Physical and emotional abuse are tragedies that occur far too often, but what happens when the harm is monetary?

Here are some ways that nursing home staff may commit financial abuse of their elderly patients.


Nursing homes are not usually equipped with high-security locks or alarms on individual rooms, as these features would make it difficult for nurses and doctors to reach residents quickly. Because of this, general theft is difficult to thwart. A purse left hanging in a closet or a wallet lying on a table can become easy targets.


Nursing homes and staff have ample opportunity to trick elderly residents into paying for services or items that they are not actually receiving. For example, facilities may charge name-brand medication prices but issue cheaper generic options or add fees for equipment and activities that were never provided. Tacking additional costs onto a resident’s bill is relatively easy for dishonest caregivers to do, especially when there are cognitive issues involved.

Undue influence

People in positions of authority sometimes take advantage of their power. This can happen in caregiver and elder relationships, especially in nursing homes when the aging individual relies completely on the nursing staff. Elderly people are often considered vulnerable, which makes them at higher risk for succumbing to the influence of others. A manipulative individual may convince a facility resident to make changes to their will or sign a power of attorney.

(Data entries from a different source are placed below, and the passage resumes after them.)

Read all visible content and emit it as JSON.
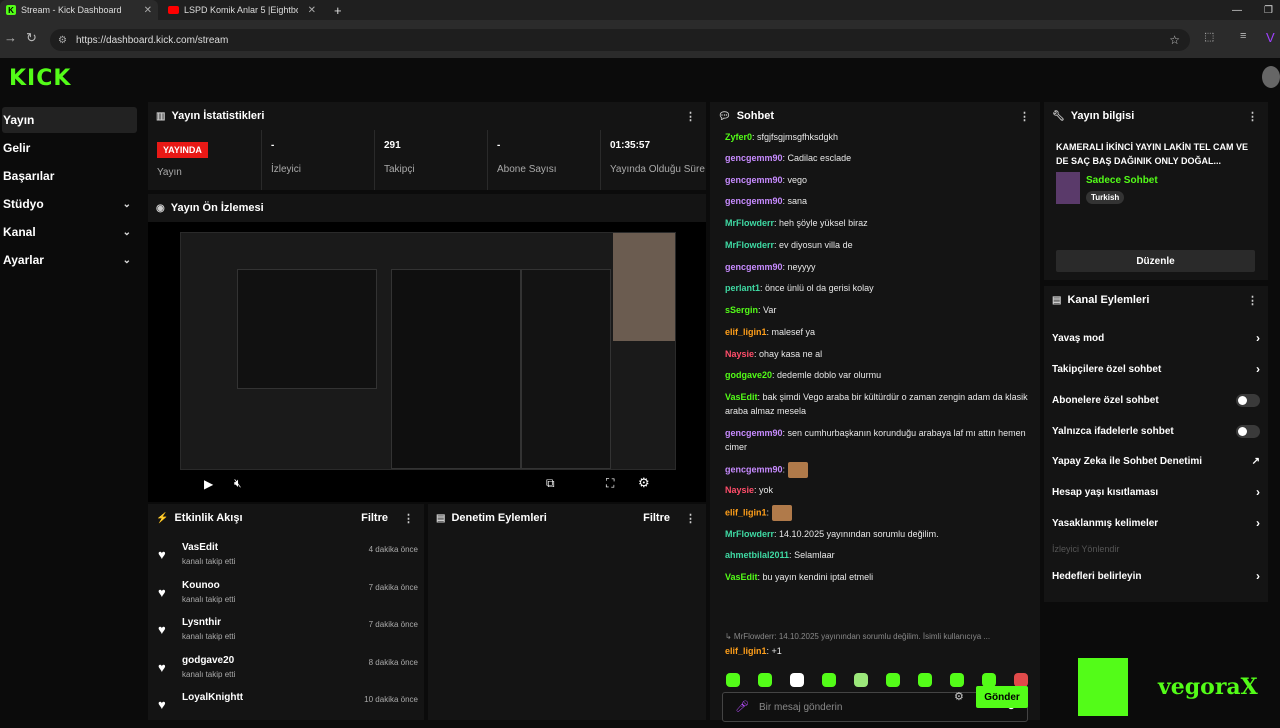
{
  "browser": {
    "tabs": [
      {
        "title": "Stream - Kick Dashboard"
      },
      {
        "title": "LSPD Komik Anlar 5 |Eightbornv"
      }
    ],
    "url": "https://dashboard.kick.com/stream"
  },
  "logo": "KICK",
  "sidebar": {
    "items": [
      {
        "label": "Yayın"
      },
      {
        "label": "Gelir"
      },
      {
        "label": "Başarılar"
      },
      {
        "label": "Stüdyo"
      },
      {
        "label": "Kanal"
      },
      {
        "label": "Ayarlar"
      }
    ]
  },
  "stats": {
    "title": "Yayın İstatistikleri",
    "live_badge": "YAYINDA",
    "items": [
      {
        "value": "",
        "label": "Yayın"
      },
      {
        "value": "-",
        "label": "İzleyici"
      },
      {
        "value": "291",
        "label": "Takipçi"
      },
      {
        "value": "-",
        "label": "Abone Sayısı"
      },
      {
        "value": "01:35:57",
        "label": "Yayında Olduğu Süre"
      }
    ]
  },
  "preview": {
    "title": "Yayın Ön İzlemesi"
  },
  "activity": {
    "title": "Etkinlik Akışı",
    "filter": "Filtre",
    "rows": [
      {
        "name": "VasEdit",
        "sub": "kanalı takip etti",
        "time": "4 dakika önce"
      },
      {
        "name": "Kounoo",
        "sub": "kanalı takip etti",
        "time": "7 dakika önce"
      },
      {
        "name": "Lysnthir",
        "sub": "kanalı takip etti",
        "time": "7 dakika önce"
      },
      {
        "name": "godgave20",
        "sub": "kanalı takip etti",
        "time": "8 dakika önce"
      },
      {
        "name": "LoyalKnightt",
        "sub": "",
        "time": "10 dakika önce"
      }
    ]
  },
  "moderation": {
    "title": "Denetim Eylemleri",
    "filter": "Filtre"
  },
  "chat": {
    "title": "Sohbet",
    "messages": [
      {
        "user": "Zyfer0",
        "color": "#53fc18",
        "text": "sfgjfsgjmsgfhksdgkh"
      },
      {
        "user": "gencgemm90",
        "color": "#c78bff",
        "text": "Cadilac esclade"
      },
      {
        "user": "gencgemm90",
        "color": "#c78bff",
        "text": "vego"
      },
      {
        "user": "gencgemm90",
        "color": "#c78bff",
        "text": "sana"
      },
      {
        "user": "MrFlowderr",
        "color": "#3fd9a3",
        "text": "heh şöyle yüksel biraz"
      },
      {
        "user": "MrFlowderr",
        "color": "#3fd9a3",
        "text": "ev diyosun villa de"
      },
      {
        "user": "gencgemm90",
        "color": "#c78bff",
        "text": "neyyyy"
      },
      {
        "user": "perlant1",
        "color": "#3fd9a3",
        "text": "önce ünlü ol da gerisi kolay"
      },
      {
        "user": "sSergin",
        "color": "#53fc18",
        "text": "Var"
      },
      {
        "user": "elif_ligin1",
        "color": "#ff9f1a",
        "text": "malesef ya"
      },
      {
        "user": "Naysie",
        "color": "#ff4d6a",
        "text": "ohay kasa ne al"
      },
      {
        "user": "godgave20",
        "color": "#53fc18",
        "text": "dedemle doblo var olurmu"
      },
      {
        "user": "VasEdit",
        "color": "#53fc18",
        "text": "bak şimdi Vego araba bir kültürdür o zaman zengin adam da klasik araba almaz mesela"
      },
      {
        "user": "gencgemm90",
        "color": "#c78bff",
        "text": "sen cumhurbaşkanın korunduğu arabaya laf mı attın hemen cimer"
      },
      {
        "user": "gencgemm90",
        "color": "#c78bff",
        "text": ""
      },
      {
        "user": "Naysie",
        "color": "#ff4d6a",
        "text": "yok"
      },
      {
        "user": "elif_ligin1",
        "color": "#ff9f1a",
        "text": ""
      },
      {
        "user": "MrFlowderr",
        "color": "#3fd9a3",
        "text": "14.10.2025 yayınından sorumlu değilim."
      },
      {
        "user": "ahmetbilal2011",
        "color": "#3fd9a3",
        "text": "Selamlaar"
      },
      {
        "user": "VasEdit",
        "color": "#53fc18",
        "text": "bu yayın kendini iptal etmeli"
      }
    ],
    "reply_preview": "↳ MrFlowderr: 14.10.2025 yayınından sorumlu değilim. İsimli kullanıcıya ...",
    "reply": {
      "user": "elif_ligin1",
      "color": "#ff9f1a",
      "text": "+1"
    },
    "input_placeholder": "Bir mesaj gönderin",
    "send_label": "Gönder"
  },
  "stream_info": {
    "title": "Yayın bilgisi",
    "stream_title": "KAMERALI İKİNCİ YAYIN LAKİN TEL CAM VE DE SAÇ BAŞ DAĞINIK ONLY DOĞAL...",
    "category": "Sadece Sohbet",
    "tag": "Turkish",
    "edit_label": "Düzenle"
  },
  "channel_actions": {
    "title": "Kanal Eylemleri",
    "items": [
      {
        "label": "Yavaş mod",
        "control": "arrow"
      },
      {
        "label": "Takipçilere özel sohbet",
        "control": "arrow"
      },
      {
        "label": "Abonelere özel sohbet",
        "control": "toggle"
      },
      {
        "label": "Yalnızca ifadelerle sohbet",
        "control": "toggle"
      },
      {
        "label": "Yapay Zeka ile Sohbet Denetimi",
        "control": "chart"
      },
      {
        "label": "Hesap yaşı kısıtlaması",
        "control": "arrow"
      },
      {
        "label": "Yasaklanmış kelimeler",
        "control": "arrow"
      },
      {
        "label": "İzleyici Yönlendir",
        "control": "none"
      },
      {
        "label": "Hedefleri belirleyin",
        "control": "arrow"
      }
    ]
  },
  "watermark": "vegoraX",
  "colors": {
    "accent": "#53fc18",
    "live": "#e91916",
    "panel": "#141414"
  }
}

Keep a close watch out for any signs of elder abuse, which means monitoring financial statements, as well.